What the task asks.
Your answer should be the lines of the material that include the word "JSON".

Data for analysis.
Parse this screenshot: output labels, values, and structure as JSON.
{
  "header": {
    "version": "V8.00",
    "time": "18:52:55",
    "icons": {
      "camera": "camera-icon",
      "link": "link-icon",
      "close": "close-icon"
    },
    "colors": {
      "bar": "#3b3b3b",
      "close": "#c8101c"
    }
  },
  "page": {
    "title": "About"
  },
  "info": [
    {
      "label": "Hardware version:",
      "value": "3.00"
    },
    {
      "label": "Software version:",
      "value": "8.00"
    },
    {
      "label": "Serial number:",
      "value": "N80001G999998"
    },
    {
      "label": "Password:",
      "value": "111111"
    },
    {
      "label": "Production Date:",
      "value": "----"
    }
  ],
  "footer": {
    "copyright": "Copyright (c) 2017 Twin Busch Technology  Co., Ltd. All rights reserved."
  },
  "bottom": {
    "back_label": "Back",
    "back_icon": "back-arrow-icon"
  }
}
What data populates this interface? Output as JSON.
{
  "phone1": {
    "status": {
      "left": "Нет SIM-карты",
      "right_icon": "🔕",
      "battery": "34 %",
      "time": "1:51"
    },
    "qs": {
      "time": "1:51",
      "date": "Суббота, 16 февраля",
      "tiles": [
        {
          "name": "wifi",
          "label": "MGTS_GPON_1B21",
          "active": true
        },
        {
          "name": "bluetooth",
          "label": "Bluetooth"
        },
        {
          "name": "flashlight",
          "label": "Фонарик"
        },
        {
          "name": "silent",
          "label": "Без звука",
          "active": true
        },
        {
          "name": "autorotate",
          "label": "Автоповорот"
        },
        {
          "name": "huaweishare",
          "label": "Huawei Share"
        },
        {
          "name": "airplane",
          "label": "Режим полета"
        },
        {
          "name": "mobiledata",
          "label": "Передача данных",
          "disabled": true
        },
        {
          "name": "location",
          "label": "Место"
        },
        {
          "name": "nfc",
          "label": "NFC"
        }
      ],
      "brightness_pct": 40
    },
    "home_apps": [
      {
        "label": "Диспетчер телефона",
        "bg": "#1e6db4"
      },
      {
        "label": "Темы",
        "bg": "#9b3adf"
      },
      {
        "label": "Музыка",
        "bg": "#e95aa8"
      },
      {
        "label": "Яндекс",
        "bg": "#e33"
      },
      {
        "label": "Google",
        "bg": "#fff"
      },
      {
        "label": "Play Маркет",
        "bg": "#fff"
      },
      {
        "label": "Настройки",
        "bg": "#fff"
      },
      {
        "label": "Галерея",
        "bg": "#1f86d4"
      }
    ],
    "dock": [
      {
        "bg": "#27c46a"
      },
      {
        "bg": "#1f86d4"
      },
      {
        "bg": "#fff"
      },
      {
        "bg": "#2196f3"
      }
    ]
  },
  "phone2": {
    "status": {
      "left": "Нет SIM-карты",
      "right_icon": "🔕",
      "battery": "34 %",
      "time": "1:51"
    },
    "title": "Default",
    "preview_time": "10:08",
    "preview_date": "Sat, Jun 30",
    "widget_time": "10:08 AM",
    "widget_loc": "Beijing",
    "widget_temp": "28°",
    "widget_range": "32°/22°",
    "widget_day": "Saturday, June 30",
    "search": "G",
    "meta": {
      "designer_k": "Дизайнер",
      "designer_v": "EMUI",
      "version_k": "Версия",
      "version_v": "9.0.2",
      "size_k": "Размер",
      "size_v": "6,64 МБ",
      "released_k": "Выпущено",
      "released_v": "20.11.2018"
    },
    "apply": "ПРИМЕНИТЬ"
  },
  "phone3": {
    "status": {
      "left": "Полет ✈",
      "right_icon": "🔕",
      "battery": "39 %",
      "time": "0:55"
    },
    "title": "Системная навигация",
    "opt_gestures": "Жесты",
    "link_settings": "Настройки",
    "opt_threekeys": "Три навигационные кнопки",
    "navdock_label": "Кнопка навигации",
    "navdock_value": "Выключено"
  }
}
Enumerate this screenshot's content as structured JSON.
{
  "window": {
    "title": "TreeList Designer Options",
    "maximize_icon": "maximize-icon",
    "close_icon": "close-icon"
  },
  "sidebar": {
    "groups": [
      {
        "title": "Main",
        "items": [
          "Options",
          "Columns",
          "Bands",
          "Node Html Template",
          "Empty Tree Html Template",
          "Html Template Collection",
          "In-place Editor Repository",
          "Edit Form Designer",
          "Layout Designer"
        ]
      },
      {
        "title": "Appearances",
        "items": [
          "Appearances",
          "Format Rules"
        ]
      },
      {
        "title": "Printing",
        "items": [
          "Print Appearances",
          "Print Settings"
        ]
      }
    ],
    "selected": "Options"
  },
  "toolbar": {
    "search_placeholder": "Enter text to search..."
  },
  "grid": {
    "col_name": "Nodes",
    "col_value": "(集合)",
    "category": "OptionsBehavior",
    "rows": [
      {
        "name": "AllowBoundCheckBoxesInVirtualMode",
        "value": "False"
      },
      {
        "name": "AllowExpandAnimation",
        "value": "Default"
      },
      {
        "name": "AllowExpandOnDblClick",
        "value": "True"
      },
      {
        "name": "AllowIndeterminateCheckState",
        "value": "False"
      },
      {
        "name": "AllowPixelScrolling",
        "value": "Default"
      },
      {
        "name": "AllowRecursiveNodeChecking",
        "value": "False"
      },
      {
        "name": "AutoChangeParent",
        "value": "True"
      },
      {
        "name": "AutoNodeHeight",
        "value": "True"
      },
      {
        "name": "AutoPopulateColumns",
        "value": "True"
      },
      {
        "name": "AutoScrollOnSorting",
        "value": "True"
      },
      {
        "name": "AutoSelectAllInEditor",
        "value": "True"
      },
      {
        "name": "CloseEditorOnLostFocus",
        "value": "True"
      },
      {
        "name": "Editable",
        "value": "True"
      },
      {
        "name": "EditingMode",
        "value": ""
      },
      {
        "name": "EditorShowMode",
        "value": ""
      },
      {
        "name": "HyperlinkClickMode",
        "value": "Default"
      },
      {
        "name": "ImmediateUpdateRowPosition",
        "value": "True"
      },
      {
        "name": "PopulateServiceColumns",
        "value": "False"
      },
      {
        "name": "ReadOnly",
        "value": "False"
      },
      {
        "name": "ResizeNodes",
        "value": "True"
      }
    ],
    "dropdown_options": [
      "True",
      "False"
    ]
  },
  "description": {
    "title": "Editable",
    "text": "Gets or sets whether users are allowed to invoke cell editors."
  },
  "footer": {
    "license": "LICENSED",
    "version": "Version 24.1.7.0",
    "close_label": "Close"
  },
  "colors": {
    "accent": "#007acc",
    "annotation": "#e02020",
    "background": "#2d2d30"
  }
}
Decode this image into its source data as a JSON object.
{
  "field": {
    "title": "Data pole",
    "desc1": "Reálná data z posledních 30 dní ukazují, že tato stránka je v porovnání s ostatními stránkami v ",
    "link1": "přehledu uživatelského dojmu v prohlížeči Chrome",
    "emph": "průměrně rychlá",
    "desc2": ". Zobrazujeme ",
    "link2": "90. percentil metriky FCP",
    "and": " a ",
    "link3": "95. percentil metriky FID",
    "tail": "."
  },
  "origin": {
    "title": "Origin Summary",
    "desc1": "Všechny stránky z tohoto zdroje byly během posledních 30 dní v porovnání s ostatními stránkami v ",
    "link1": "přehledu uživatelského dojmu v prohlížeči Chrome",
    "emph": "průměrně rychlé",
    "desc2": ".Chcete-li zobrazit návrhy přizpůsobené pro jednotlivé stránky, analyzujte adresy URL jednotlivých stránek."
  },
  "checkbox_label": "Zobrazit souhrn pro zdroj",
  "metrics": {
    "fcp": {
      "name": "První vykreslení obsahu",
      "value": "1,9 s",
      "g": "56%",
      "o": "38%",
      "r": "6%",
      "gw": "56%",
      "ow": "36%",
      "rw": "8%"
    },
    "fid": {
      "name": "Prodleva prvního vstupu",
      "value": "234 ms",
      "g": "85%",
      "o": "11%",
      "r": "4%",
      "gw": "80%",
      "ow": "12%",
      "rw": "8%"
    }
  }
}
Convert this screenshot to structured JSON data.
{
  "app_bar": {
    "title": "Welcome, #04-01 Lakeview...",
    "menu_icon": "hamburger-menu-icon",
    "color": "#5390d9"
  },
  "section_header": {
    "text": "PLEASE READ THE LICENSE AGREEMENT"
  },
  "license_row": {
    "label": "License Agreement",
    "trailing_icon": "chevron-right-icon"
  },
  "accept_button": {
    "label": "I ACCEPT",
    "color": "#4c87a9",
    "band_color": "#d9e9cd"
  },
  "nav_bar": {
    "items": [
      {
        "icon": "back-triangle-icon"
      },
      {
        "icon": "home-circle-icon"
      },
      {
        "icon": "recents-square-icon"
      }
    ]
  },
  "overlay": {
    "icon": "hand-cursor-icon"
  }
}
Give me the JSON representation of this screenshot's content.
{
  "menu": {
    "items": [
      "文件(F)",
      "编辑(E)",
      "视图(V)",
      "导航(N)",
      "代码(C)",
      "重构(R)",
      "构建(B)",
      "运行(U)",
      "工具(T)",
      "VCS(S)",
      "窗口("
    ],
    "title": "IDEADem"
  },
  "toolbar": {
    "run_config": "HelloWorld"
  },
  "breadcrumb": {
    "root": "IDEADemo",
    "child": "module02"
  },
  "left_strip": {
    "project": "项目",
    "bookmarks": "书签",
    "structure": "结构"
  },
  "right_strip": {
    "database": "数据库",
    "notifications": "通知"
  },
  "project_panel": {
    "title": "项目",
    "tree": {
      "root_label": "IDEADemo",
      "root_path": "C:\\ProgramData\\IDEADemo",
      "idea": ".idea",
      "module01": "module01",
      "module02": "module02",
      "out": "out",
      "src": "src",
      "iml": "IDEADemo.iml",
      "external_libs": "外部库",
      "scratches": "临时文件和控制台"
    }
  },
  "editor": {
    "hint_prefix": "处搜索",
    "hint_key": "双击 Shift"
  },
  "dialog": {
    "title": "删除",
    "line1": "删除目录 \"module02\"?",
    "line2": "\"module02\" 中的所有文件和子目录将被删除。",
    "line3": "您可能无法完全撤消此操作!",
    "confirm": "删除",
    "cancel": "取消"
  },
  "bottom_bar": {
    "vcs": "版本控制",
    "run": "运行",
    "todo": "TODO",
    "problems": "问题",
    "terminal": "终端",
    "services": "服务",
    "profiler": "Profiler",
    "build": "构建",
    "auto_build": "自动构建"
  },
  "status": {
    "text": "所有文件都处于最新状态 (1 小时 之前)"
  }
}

Exercise answer.
Parse this screenshot: output labels, values, and structure as JSON.
What data populates this interface? Output as JSON.
Enumerate this screenshot's content as structured JSON.
Decode this image into its source data as a JSON object.
Convert this screenshot to structured JSON data.
Give me the JSON representation of this screenshot's content.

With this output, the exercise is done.